When most of us were 17, we dreamed of owning our own car and the freedom that would come with college admission. But Eric Chen dreams of much more. This California high-school senior wants to change the world, and if his collection of first place prizes from some of the most prestigious science fairs in the nation is any indication, he’s already well on his way. Chen’s groundbreaking project uses computer modeling to zero in on chemical compounds that could be effective at fighting the dreaded flu. The project took top honors at the Google Science Fair, the Siemens Science Fair, and most recently, the Intel Science Talent Search competition, and has already led to the discovery of some promising flu-fighting drugs.
According to the project description from the Google Science Fair website, Chen’s work was inspired by the grave threat posed by new highly lethal influenza viruses such as H5N1 and H7N9.
“My project is to discover novel influenza endonuclease inhibitors as leads for a new type of anti-flu medicine, effective against all influenza viruses including pandemic strains,” Chen writes. “By combining computer modeling and biological studies, I identified a number of novel, potent endonuclease inhibitors. I also performed comprehensive structural analysis, laying ground work for further design and optimization of the anti-flu drug candidates.”

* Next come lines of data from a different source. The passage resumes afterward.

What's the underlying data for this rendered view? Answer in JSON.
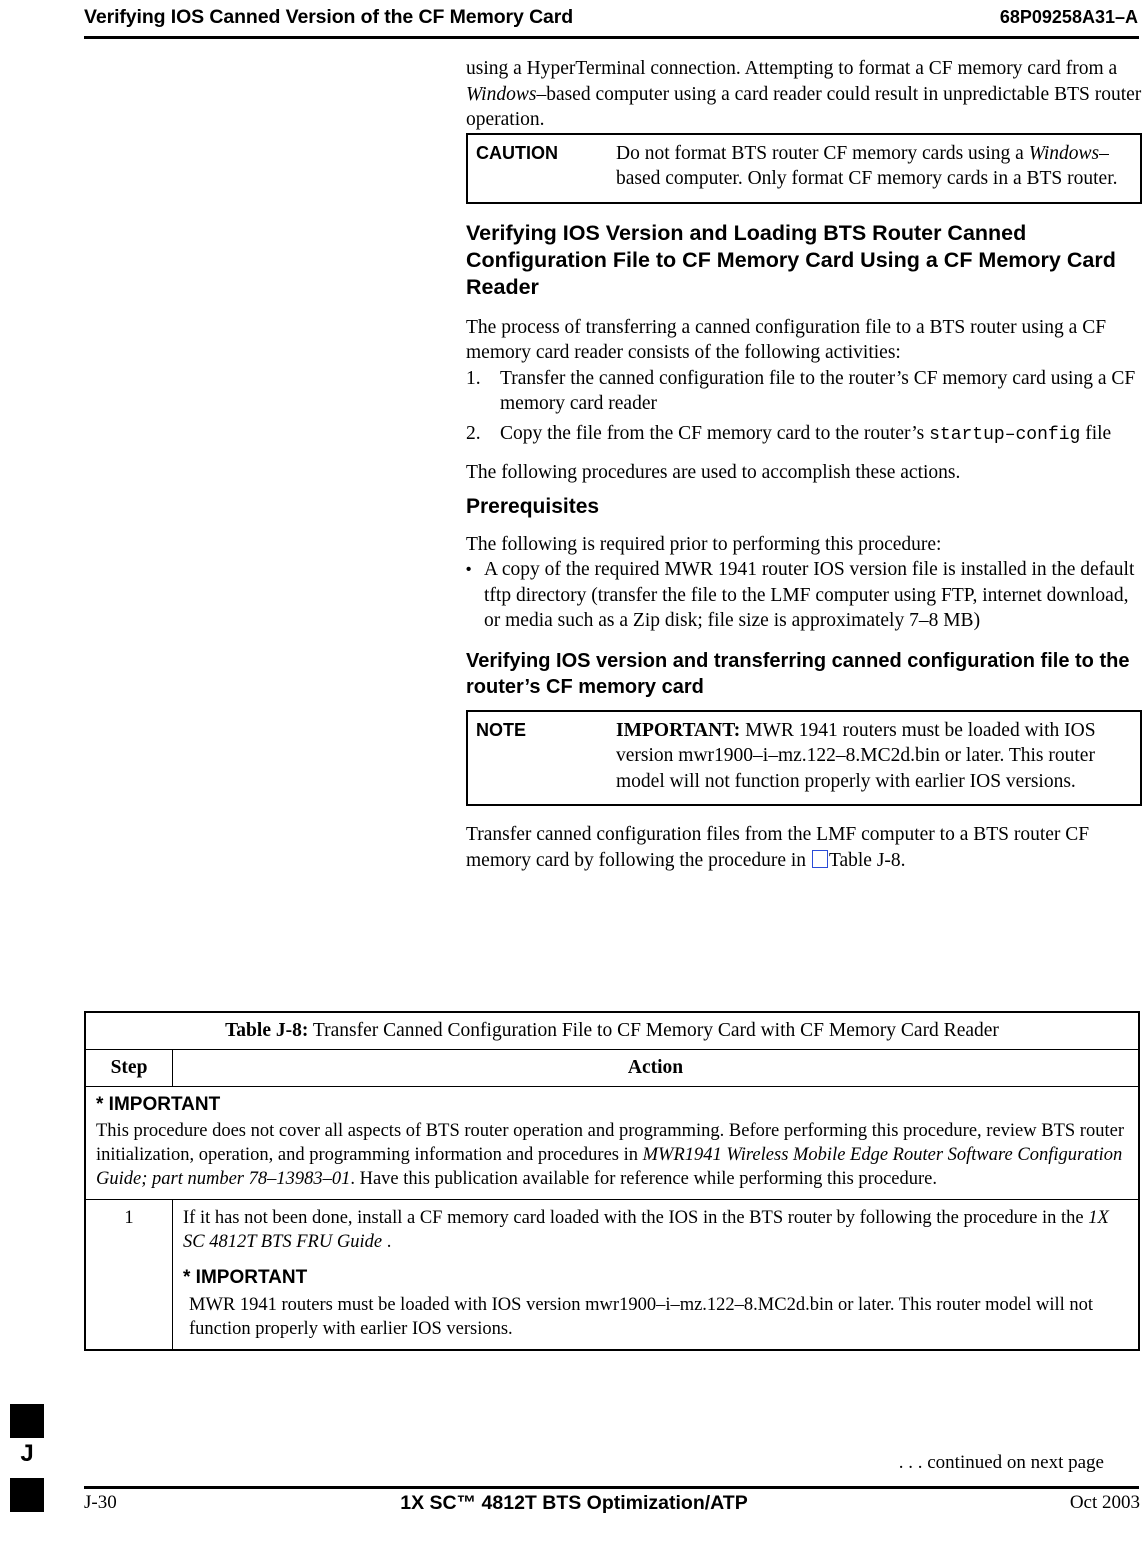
{
  "header": {
    "title": "Verifying IOS Canned Version of the CF Memory Card",
    "doc_number": "68P09258A31–A"
  },
  "body": {
    "intro": "using a HyperTerminal connection. Attempting to format a CF memory card from a ",
    "intro_italic": "Windows",
    "intro_cont": "–based computer using a card reader could result in unpredictable BTS router operation.",
    "caution": {
      "label": "CAUTION",
      "text_1": "Do not format BTS router CF memory cards using a ",
      "text_italic": "Windows",
      "text_2": "–based computer. Only format CF memory cards in a BTS router."
    },
    "section_heading": "Verifying IOS Version and Loading BTS Router Canned Configuration File to CF Memory Card Using a CF Memory Card Reader",
    "process_para": "The process of transferring a canned configuration file to a BTS router using a CF memory card reader consists of the following activities:",
    "steps": [
      {
        "num": "1.",
        "text": "Transfer the canned configuration file to the router’s CF memory card using a CF memory card reader"
      },
      {
        "num": "2.",
        "text_pre": "Copy the file from the CF memory card to the router’s ",
        "mono": "startup–config",
        "text_post": " file"
      }
    ],
    "following_para": "The following procedures are used to accomplish these actions.",
    "prereq_heading": "Prerequisites",
    "prereq_para": "The following is required prior to performing this procedure:",
    "prereq_bullet": "A copy of the required MWR 1941 router IOS version file is installed in the default tftp directory (transfer the file to the LMF computer using FTP, internet download, or media such as a Zip disk; file size is approximately 7–8 MB)",
    "verify_heading": "Verifying IOS version and transferring canned configuration file to the router’s CF memory card",
    "note": {
      "label": "NOTE",
      "bold_lead": "IMPORTANT:",
      "text": " MWR 1941 routers must be loaded with IOS version mwr1900–i–mz.122–8.MC2d.bin or later. This router model will not function properly with earlier IOS versions."
    },
    "transfer_para_1": "Transfer canned configuration files from the LMF computer to a BTS router CF memory card by following the procedure in",
    "transfer_para_2": "Table J-8."
  },
  "table": {
    "caption_bold": "Table J-8:",
    "caption_text": " Transfer Canned Configuration File to CF Memory Card with CF Memory Card Reader",
    "col_step": "Step",
    "col_action": "Action",
    "important_label": "* IMPORTANT",
    "important_text_1": "This procedure does not cover all aspects of BTS router operation and programming. Before performing this procedure, review BTS router initialization, operation, and programming information and procedures in ",
    "important_italic": "MWR1941 Wireless Mobile Edge Router Software Configuration Guide; part number 78–13983–01",
    "important_text_2": ". Have this publication available for reference while performing this procedure.",
    "rows": [
      {
        "step": "1",
        "text_1": "If it has not been done, install a CF memory card loaded with the IOS in the BTS router by following the procedure in the ",
        "italic": "1X SC 4812T BTS FRU Guide",
        "text_2": " .",
        "important_label": "* IMPORTANT",
        "important_body": "MWR 1941 routers must be loaded with IOS version mwr1900–i–mz.122–8.MC2d.bin or later. This router model will not function properly with earlier IOS versions."
      }
    ],
    "continued": ". . . continued on next page"
  },
  "footer": {
    "page": "J-30",
    "center": "1X SC™ 4812T BTS Optimization/ATP",
    "date": "Oct 2003",
    "tab_letter": "J"
  }
}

In layperson terms this means Chen’s project combines supercomputer modeling with biological testing in order to speed up the discovery of new flu drugs. “Chen’s computer model selects for chemical compounds that have certain features considered desirable in flu drugs, whittling down half a million compounds to the top 237 most promising ones. His focus is on drugs that inhibit a key enzyme–endonuclease–in flu virus propagation,” writes Ariel Schwartz for Fast Co. Exist.
“I identified a number of new, potent and structurally diverse endonuclease inhibitors with great potential to be developed into new anti-influenza drugs. The structural study also provided valuable information for designing even more potent inhibitors. Therefore, these findings will help combat influenza and save lives. A patent has been filed on my discovery,” Chen writes.

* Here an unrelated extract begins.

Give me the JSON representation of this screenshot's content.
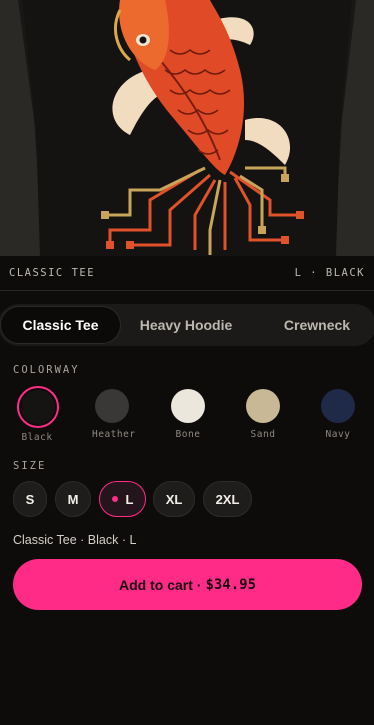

Despite the incredible honor (and prize money) heaped upon him for his project, Chen remains humble and optimistic. He says he’ll use the money to pay for college (he’s deciding between Harvard and Stanford), although he still hasn’t decided on a major.
Via Fast Co. Exist